Their Spaniel, Jasper, was included in many of their outings, since they were empty-nesters. I shared with the couple, we weren’t so lucky to have children, but the dogs and cats were our spoiled-rotten kids.

We talked about a lot of things, and eventually the conversation lead to favorite vacations, and the perks I’ve come to enjoy writing for a travel magazine.

I expressed my love for Michigan, and they let me in on a secret about Seattle and the San Juan Islands. They mentioned I should visit Reno and Lake Tahoe, and I wouldn’t shut up about islands in the Caribbean.

I discovered they were florists, whose family had been in the business for more than 85 years. Turns out, we even know some of the same authors. Their greenhouse, Parkview Gardens, hosts an author event in September. They suggested I drop by the shop for a visit when I’m in the area.

Chatting for more than an hour…the conversation flowed naturally. Time passed quickly, and the sky morphed from yellow-orange to blue-violet. Lights entwined on nearby trees twinkled and shimmered on cobblestone streets.

Holly and Tom graciously acknowledged it was time for Jasper’s meds, and they should probably head home.

While my conversation was coming to a close with the couple, my husband was actively engaged in a talk with the male patron at the next table. Over coffee and a cigar, the man spoke about his third round of chemo — his battle with cancer. The hubster shared with the man, our friend Dave’s story – diagnosed with a rare form of cancer. With three months to live, three years ago, Dave beat cancer – a walking miracle. The man occasionally scribbled in his notebook as the two talked. Later, hubby learned he was a writer.

Part of talking is listening. If you listen, you’ll realize there’s more to the person on the street than meets the eye.

Sometimes I’m guilty of not listening. But I’m working on it.

So take the time to listen to people’s stories.
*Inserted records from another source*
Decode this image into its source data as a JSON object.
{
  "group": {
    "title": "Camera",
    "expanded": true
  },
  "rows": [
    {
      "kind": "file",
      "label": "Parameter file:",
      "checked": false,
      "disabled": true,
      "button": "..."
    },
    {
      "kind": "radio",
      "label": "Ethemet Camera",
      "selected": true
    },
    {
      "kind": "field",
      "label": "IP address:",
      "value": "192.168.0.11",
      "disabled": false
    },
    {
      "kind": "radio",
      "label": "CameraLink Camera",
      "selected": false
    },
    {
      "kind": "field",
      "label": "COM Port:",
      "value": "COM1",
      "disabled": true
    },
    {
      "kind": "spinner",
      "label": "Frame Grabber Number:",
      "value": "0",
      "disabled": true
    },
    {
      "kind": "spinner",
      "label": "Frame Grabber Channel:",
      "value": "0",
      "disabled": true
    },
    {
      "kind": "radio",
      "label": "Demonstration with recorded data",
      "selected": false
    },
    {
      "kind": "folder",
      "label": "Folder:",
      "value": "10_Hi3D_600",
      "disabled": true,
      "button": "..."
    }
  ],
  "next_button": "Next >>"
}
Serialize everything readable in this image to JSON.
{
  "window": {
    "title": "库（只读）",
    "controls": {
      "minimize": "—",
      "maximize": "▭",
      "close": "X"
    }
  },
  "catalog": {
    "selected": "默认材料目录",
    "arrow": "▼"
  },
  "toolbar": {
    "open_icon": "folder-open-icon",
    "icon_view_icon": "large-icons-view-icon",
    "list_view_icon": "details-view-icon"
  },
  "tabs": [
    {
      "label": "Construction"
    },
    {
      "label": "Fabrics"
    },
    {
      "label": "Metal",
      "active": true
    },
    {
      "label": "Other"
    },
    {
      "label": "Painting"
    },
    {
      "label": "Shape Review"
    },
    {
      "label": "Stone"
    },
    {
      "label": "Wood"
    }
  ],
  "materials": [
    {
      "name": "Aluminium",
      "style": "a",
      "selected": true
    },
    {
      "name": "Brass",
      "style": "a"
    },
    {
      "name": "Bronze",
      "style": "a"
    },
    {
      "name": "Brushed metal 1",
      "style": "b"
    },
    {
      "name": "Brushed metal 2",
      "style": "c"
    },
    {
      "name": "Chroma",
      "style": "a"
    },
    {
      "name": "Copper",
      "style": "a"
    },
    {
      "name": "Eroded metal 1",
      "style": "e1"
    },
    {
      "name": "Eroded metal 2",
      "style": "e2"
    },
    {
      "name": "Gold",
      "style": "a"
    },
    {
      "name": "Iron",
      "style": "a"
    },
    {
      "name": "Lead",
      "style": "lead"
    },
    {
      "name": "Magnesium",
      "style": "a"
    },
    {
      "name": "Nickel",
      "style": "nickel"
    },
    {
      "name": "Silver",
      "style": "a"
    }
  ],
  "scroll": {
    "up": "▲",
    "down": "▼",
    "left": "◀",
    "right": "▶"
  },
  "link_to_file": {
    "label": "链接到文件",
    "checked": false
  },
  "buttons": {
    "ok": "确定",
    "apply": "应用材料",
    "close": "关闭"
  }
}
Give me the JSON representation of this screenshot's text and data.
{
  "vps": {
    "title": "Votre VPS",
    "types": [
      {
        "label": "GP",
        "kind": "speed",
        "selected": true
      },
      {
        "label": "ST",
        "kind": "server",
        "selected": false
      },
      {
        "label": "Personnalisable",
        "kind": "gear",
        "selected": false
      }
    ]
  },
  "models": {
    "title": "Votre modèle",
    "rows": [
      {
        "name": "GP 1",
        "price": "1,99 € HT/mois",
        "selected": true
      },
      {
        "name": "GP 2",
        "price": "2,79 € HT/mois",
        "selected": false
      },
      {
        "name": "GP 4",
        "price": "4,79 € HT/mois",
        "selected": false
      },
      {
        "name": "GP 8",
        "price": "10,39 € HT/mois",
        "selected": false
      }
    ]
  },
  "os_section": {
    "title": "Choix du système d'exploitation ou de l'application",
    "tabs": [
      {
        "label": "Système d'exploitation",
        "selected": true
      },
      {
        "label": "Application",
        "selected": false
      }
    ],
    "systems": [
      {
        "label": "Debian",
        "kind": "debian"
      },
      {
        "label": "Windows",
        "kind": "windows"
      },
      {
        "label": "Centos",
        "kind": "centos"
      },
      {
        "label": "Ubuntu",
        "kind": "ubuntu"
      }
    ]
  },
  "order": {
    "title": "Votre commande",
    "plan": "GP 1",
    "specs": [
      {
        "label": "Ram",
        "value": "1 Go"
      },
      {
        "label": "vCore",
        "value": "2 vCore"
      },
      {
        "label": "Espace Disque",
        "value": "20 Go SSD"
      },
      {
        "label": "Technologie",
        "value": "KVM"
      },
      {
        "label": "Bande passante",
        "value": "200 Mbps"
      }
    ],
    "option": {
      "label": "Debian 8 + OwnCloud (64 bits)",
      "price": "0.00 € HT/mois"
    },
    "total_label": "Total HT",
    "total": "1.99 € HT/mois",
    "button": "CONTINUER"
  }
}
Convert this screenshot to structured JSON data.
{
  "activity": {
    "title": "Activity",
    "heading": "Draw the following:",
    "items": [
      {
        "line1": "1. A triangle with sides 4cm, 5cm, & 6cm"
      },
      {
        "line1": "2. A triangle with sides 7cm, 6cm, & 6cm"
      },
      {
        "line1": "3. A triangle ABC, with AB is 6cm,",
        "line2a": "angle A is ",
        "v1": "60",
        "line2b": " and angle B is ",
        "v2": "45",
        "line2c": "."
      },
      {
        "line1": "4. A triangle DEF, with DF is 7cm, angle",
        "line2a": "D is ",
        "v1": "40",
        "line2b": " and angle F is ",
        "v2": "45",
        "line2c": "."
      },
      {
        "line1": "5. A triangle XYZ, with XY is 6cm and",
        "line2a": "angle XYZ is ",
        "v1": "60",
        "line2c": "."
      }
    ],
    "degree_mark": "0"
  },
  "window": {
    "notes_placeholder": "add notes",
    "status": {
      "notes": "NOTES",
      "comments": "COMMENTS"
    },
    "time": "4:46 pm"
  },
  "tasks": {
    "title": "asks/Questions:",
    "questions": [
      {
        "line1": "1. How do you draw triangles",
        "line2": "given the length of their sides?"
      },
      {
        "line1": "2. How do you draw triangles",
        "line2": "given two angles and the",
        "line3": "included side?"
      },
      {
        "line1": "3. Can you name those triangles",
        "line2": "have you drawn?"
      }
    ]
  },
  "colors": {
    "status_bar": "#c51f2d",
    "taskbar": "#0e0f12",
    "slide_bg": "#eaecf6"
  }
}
From their words and stories, you might just find off-the-beaten places to explore, like funky coffeehouses or restaurants, and their love of animals.

Who knows, you may find a deeper connection with this person, and learn about their quest to stay alive.

“Please be a traveler, not a tourist. Try new things, meet new people, and look beyond what’s right in front of you. Those are the keys to understanding this amazing world we live in.” 

Andrew Zimmern

Some people I’ve met on the street….

Jean Cruguet, Triple Crown/Kentucky Derby Winner, jockey for Seattle Slew.Met in Lexington, KY

DSC_0567 Jean Crugeut and me copyr

Lukas, a sand castle builder. Met in Sunset Beach, NC

DSCN0848 Lukas and sandcastle

Skully, an Australian vet, who walks in support of the “Run for the Wall” event originating in Rancho Cucamonga, California, ending in DC. Met in Wentzville, MO

DSC_1128 skully copyright